L.A. musician and activist receives honorary doctorate at Cal State LA Commencement
José Quetzal Flores was conferred an honorary Doctor of Fine Arts during an afternoon Commencement ceremony on July 28
By: Cal State LA
Flores, a self-described artivista, or artist-activist, for more than three decades has creatively melded musical traditions and genres to bring communities together through art. In so doing, he has entertained and enlightened audiences across Los Angeles and far beyond.
Cal State LA and the California State University Board of Trustees conferred an honorary Doctor of Fine Arts to Flores during an afternoon Commencement ceremony for the College of Arts and Letters on July 28. Cal State LA President William A. Covino recognized Flores on behalf of the university and the CSU and read the degree citation.
"Mr. Flores' artistic intention focuses on pushing the boundaries of Chicano music, and his band is currently one of Los Angeles' most important and successful groups," Covino said. "Playing a mix of Mexican and Afro-Cuban rhythms, jazz, rhythm and blues, and rock music, the band is known for its powerful and poetic socially conscious compositions.
"Mr. Flores has selflessly defined his art through collective creative works that cross boundaries of communities and cultures to bring people together through creative expression,"

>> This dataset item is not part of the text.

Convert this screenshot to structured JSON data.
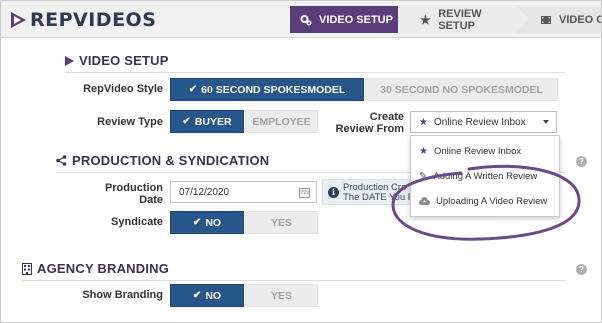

Flores lauded the graduates for persevering, and even thriving, during the many months of the pandemic in the face of white supremacy and police abuses, as well as politicians' failure to guarantee housing, food, health care and education as basic rights.
"Congratulations to you for refusing to be invisible, for doing something extraordinary in a year that presented … countless, monumental challenges,"
After recognizing parents, guardians and families for their sacrifices on behalf of the graduates, he drew loud applause for referring to generations even deeper in the past.
"Congratulations to your ancestors, to all of our ancestors, people who have carried deep-rooted traditions across genocide, slavery, stolen land, for generations, so that you could arrive whole, so that we could arrive whole, so that we could feel the comfort of belonging, so that we could arrive armed with culture, with tradition. You are your ancestors' radically imaginative dreams."
Read more at: https://news.calstatela.edu/